AbstractAbstract PDF
PURPOSE
Thoracic aortic injury is a life-threatening injury that has been traditionally treated by using surgical management. Recently, thoracic endovascular aortic repair (TEVAR) has been conducted pervasively as a better alternative treatment method. Therefore, this study will focus on analyzing the outcome of TEVAR in patients suffering from a blunt thoracic aortic injury.
METHODS
Of the blunt thoracic aortic injury patients admitted to Eulji University Hospital, this research focused on the 11 patients who had received TEVAR during the period from January 2008 to April 2014.
RESULTS
Seven of the 11 patients were male. At the time of admission, the mean systolic pressure was 105.64+/-24.60 mm Hg, and the mean heart rate was 103.64+/-20.02 per minute. The median interval from arrival to repair was 7 (4, 47) hours. The mean stay in the ICU was 21.82+/-16.37 hours. In three patients, a chimney graft technique was also performed to save the left subclavian artery. In one patient, a debranching of the aortic arch vessels was performed. In two patients, the left subclavian artery was totally covered. In one patient whose proximal aortic neck length was insufficient, the landing zone was extended by using a prophylactic left subclavian artery to left common carotid artery bypass before TEVAR. There were no operative mortalities, but a patient who was covered of left subclavian artery died from ischemic brain injury.
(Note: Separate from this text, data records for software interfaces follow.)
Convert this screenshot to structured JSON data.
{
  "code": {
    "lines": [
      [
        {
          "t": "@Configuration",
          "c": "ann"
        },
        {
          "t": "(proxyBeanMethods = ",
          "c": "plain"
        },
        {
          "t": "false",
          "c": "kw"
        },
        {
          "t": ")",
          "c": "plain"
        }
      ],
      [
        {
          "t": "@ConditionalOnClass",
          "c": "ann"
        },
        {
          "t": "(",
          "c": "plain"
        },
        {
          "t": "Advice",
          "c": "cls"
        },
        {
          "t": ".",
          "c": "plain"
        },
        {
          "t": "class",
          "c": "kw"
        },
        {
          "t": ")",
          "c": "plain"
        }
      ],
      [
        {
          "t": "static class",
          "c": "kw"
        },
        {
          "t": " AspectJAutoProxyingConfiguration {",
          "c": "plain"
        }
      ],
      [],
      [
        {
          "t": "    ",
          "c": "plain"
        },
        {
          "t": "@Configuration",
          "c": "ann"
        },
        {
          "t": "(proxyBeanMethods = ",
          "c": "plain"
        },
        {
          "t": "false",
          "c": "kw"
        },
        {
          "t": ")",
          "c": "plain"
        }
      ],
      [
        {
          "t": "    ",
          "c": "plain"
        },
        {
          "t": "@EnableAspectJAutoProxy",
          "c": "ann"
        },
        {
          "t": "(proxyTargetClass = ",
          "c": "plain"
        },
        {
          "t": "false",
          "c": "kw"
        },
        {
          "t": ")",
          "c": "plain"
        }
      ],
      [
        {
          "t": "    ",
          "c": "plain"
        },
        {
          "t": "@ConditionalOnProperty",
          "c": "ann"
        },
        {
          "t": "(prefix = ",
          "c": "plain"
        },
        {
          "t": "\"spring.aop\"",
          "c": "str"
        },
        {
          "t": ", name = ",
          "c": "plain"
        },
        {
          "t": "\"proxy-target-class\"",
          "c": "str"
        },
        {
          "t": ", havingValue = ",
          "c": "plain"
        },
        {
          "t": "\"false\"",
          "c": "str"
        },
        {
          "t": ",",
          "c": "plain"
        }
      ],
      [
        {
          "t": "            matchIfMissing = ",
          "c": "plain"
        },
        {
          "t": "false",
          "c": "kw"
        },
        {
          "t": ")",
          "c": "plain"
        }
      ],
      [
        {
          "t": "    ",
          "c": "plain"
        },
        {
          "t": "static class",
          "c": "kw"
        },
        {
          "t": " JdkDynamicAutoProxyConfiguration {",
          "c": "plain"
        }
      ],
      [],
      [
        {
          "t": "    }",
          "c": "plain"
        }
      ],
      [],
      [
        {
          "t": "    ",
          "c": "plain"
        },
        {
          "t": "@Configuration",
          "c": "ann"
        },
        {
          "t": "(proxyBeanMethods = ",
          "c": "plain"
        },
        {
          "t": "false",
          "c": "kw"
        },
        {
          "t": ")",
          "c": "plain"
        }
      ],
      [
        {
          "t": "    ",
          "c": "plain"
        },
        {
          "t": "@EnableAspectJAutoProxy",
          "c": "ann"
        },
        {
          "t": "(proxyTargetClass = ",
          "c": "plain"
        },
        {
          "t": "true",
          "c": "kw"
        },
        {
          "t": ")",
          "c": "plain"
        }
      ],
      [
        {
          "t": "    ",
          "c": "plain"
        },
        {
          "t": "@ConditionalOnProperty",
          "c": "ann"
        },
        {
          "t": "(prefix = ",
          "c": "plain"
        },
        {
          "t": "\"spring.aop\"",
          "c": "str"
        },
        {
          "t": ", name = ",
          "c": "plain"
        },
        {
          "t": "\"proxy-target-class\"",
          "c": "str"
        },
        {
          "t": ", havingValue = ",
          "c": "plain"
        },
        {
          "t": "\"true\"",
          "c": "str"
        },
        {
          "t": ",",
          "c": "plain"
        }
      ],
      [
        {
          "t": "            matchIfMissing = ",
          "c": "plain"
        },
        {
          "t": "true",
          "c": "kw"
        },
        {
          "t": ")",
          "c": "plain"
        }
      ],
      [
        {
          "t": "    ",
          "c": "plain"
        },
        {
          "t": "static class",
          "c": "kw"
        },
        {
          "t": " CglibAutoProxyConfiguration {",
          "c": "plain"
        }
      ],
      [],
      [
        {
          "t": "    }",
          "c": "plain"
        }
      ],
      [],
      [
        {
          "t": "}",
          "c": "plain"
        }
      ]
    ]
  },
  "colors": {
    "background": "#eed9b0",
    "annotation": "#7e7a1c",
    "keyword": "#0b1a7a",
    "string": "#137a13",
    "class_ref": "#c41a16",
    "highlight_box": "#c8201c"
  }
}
Complications such as migration, endovascular leakage, collapse, infection and thrombus did not occur.
CONCLUSION
Our short-term outcomes of TEVAR for blunt thoracic aorta injury was feasible. Left subclavian artery may be sacrificed if the proximal landing zone is short, but several methods to continue the perfusion should be considered.
Summary

J Trauma Inj : Journal of Trauma and Injury